The herbs have taken over now –
a hidden path beneath the arching spray
of mint and rosemary.
There is a pond beyond that hedge, behind
the empty bird feeder that swings
from the apple tree.
He used to push that lawnmower, the nonelectric
back-breaker, the green paint rusted
and all the blades blunt.
His wheelbarrow, with a hole the size of a skull,
provides a climbing frame for slugs,
storage for weeds.
His mind is elsewhere – his first date in ’32,
school uniforms and silent films,
songs from the music halls.
But as he sits, his eyes see through
each tendril hook, each patch of earth,
to the far, far end,
and buried there, the corrugated iron

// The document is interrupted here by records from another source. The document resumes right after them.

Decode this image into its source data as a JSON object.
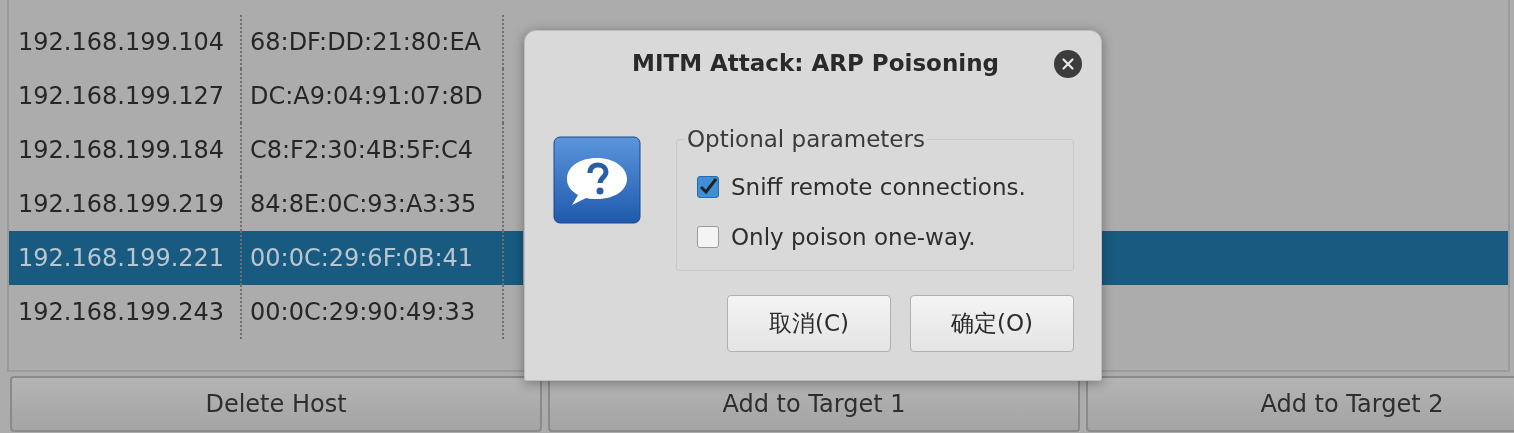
{
  "hosts": [
    {
      "ip": "192.168.199.104",
      "mac": "68:DF:DD:21:80:EA",
      "selected": false
    },
    {
      "ip": "192.168.199.127",
      "mac": "DC:A9:04:91:07:8D",
      "selected": false
    },
    {
      "ip": "192.168.199.184",
      "mac": "C8:F2:30:4B:5F:C4",
      "selected": false
    },
    {
      "ip": "192.168.199.219",
      "mac": "84:8E:0C:93:A3:35",
      "selected": false
    },
    {
      "ip": "192.168.199.221",
      "mac": "00:0C:29:6F:0B:41",
      "selected": true
    },
    {
      "ip": "192.168.199.243",
      "mac": "00:0C:29:90:49:33",
      "selected": false
    }
  ],
  "buttons": [
    "Delete Host",
    "Add to Target 1",
    "Add to Target 2"
  ],
  "dialog": {
    "title": "MITM Attack: ARP Poisoning",
    "group_label": "Optional parameters",
    "options": [
      {
        "label": "Sniff remote connections.",
        "checked": true
      },
      {
        "label": "Only poison one-way.",
        "checked": false
      }
    ],
    "buttons": [
      "取消(C)",
      "确定(O)"
    ]
  }
}
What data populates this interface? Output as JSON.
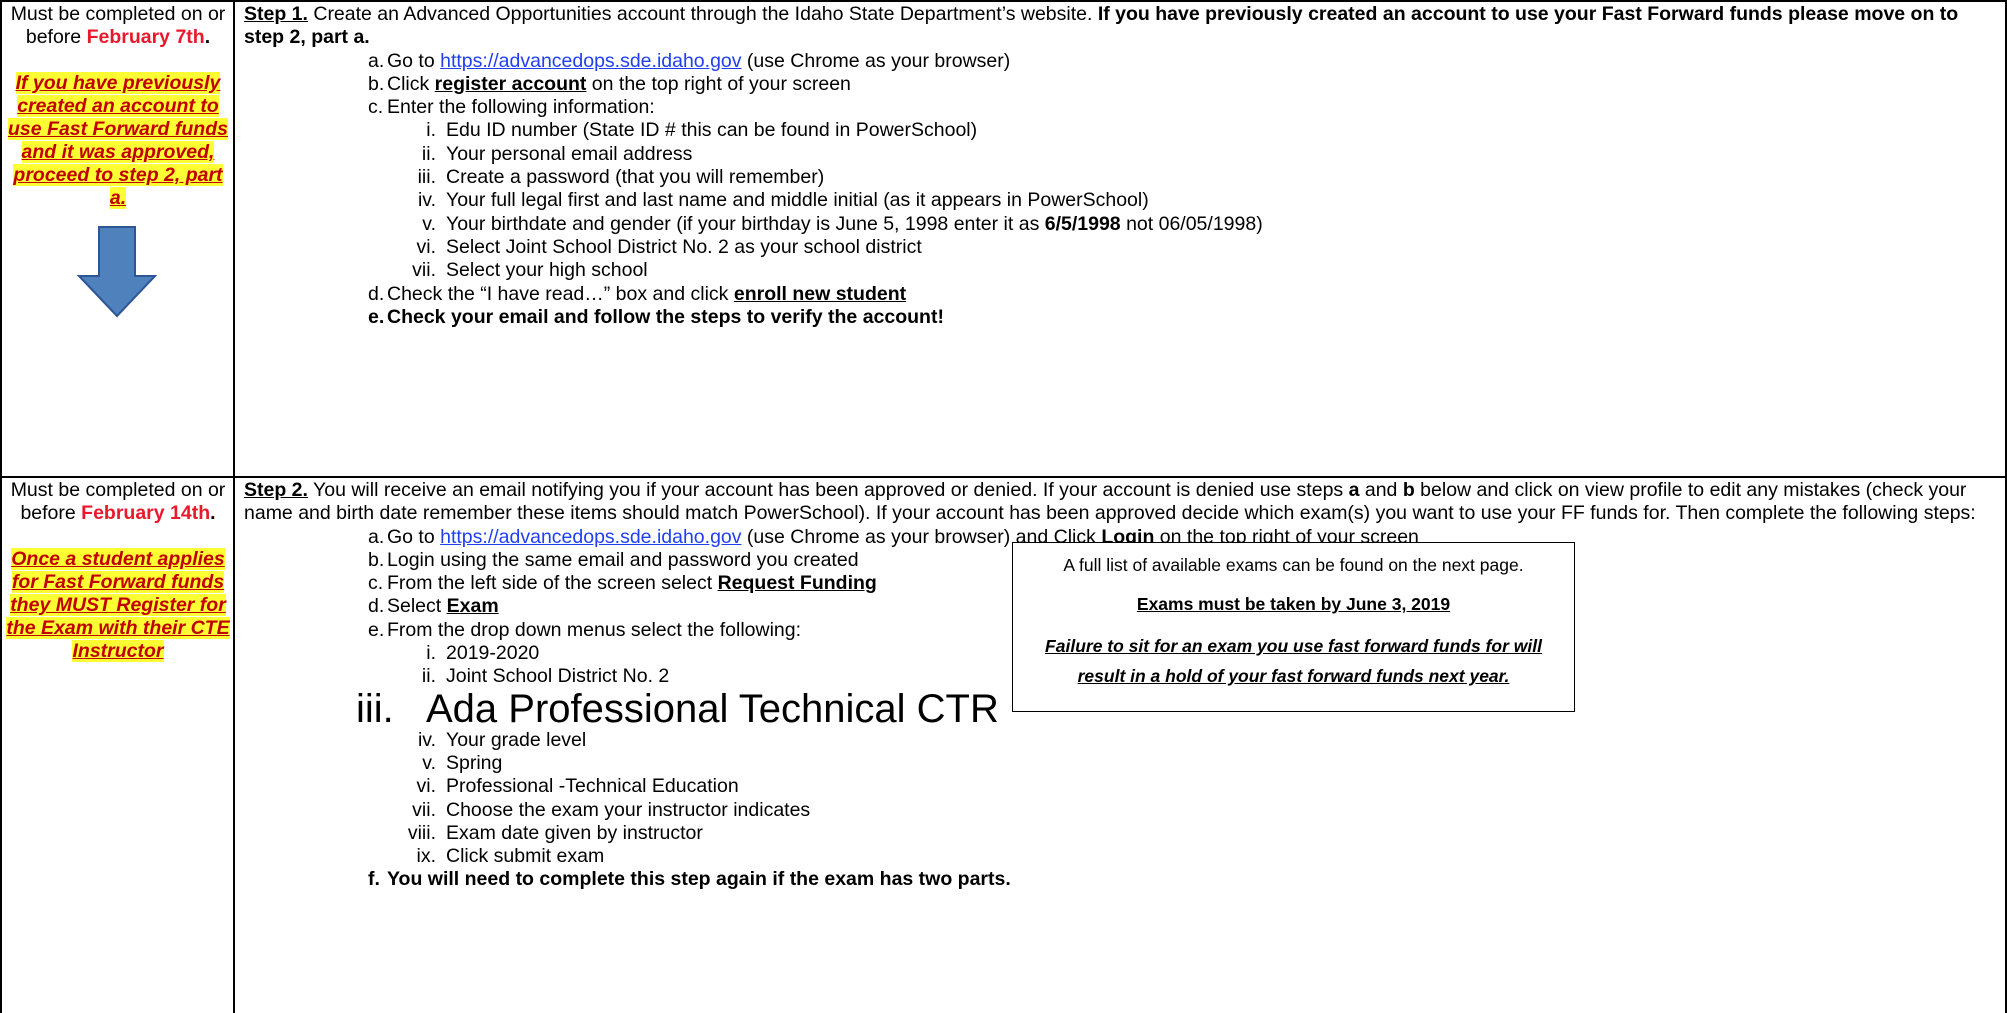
{
  "step1": {
    "deadline": {
      "prefix": "Must be completed on or before ",
      "date": "February 7th",
      "suffix": "."
    },
    "note": "If you have previously created an account to use Fast Forward funds and it was approved, proceed to step 2, part a.",
    "arrow_icon": "down-arrow-icon",
    "heading": "Step 1.",
    "intro": " Create an Advanced Opportunities account through the Idaho State Department’s website. ",
    "intro_bold": "If you have previously created an account to use your Fast Forward funds please move on to step 2, part a.",
    "items": [
      {
        "marker": "a.",
        "pre": "Go to ",
        "link": "https://advancedops.sde.idaho.gov",
        "post": "  (use Chrome as your browser)"
      },
      {
        "marker": "b.",
        "pre": "Click ",
        "strong": "register account",
        "post": " on the top right of your screen"
      },
      {
        "marker": "c.",
        "text": "Enter the following information:"
      }
    ],
    "subitems": [
      {
        "marker": "i.",
        "text": "Edu ID number (State ID # this can be found in PowerSchool)"
      },
      {
        "marker": "ii.",
        "text": "Your personal email address"
      },
      {
        "marker": "iii.",
        "text": "Create a password (that you will remember)"
      },
      {
        "marker": "iv.",
        "text": "Your full legal first and last name and middle initial (as it appears in PowerSchool)"
      },
      {
        "marker": "v.",
        "pre": "Your birthdate and gender (if your birthday is June 5, 1998 enter it as ",
        "strong": "6/5/1998",
        "post": " not 06/05/1998)"
      },
      {
        "marker": "vi.",
        "text": "Select Joint School District No. 2 as your school district"
      },
      {
        "marker": "vii.",
        "text": "Select your high school"
      }
    ],
    "item_d": {
      "marker": "d.",
      "pre": "Check the “I have read…” box and click ",
      "strong": "enroll new student"
    },
    "item_e": {
      "marker": "e.",
      "text": "Check your email and follow the steps to verify the account!"
    }
  },
  "step2": {
    "deadline": {
      "prefix": "Must be completed on or before ",
      "date": "February 14th",
      "suffix": "."
    },
    "note": "Once a student applies for Fast Forward funds they MUST Register for the Exam with their CTE Instructor",
    "heading": "Step 2.",
    "intro_1": "  You will receive an email notifying you if your account has been approved or denied. If your account is denied use steps ",
    "intro_a": "a",
    "intro_2": " and ",
    "intro_b": "b",
    "intro_3": " below and click on view profile to edit any mistakes (check your name and birth date remember these items should match PowerSchool). If your account has been approved decide which exam(s) you want to use your FF funds for. Then complete the following steps:",
    "items": [
      {
        "marker": "a.",
        "pre": "Go to ",
        "link": "https://advancedops.sde.idaho.gov",
        "mid": " (use Chrome as your browser) and Click ",
        "strong": "Login",
        "post": " on the top right of your screen"
      },
      {
        "marker": "b.",
        "text": "Login using the same email and password you created"
      },
      {
        "marker": "c.",
        "pre": "From the left side of the screen select ",
        "strong": "Request Funding"
      },
      {
        "marker": "d.",
        "pre": "Select ",
        "strong": "Exam"
      },
      {
        "marker": "e.",
        "text": "From the drop down menus select the following:"
      }
    ],
    "subitems": [
      {
        "marker": "i.",
        "text": "2019-2020"
      },
      {
        "marker": "ii.",
        "text": "Joint School District No. 2"
      },
      {
        "marker": "iii.",
        "text": "Ada Professional Technical CTR"
      },
      {
        "marker": "iv.",
        "text": "Your grade level"
      },
      {
        "marker": "v.",
        "text": "Spring"
      },
      {
        "marker": "vi.",
        "text": "Professional -Technical Education"
      },
      {
        "marker": "vii.",
        "text": "Choose the exam your instructor indicates"
      },
      {
        "marker": "viii.",
        "text": "Exam date given by instructor"
      },
      {
        "marker": "ix.",
        "text": "Click submit exam"
      }
    ],
    "item_f": {
      "marker": "f.",
      "text": "You will need to complete this step again if the exam has two parts."
    }
  },
  "notice": {
    "line1": "A full list of available exams can be found on the next page.",
    "line2": "Exams must be taken by June 3, 2019",
    "line3": "Failure to sit for an exam you use fast forward funds for will result in a hold of your fast forward funds next year."
  },
  "colors": {
    "deadline": "#e8192c",
    "highlight": "#ffff33",
    "note_text": "#c00000",
    "link": "#1f3ff0",
    "arrow": "#4f81bd"
  }
}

of an Anderson shelter, still intact,
awaiting the next attack.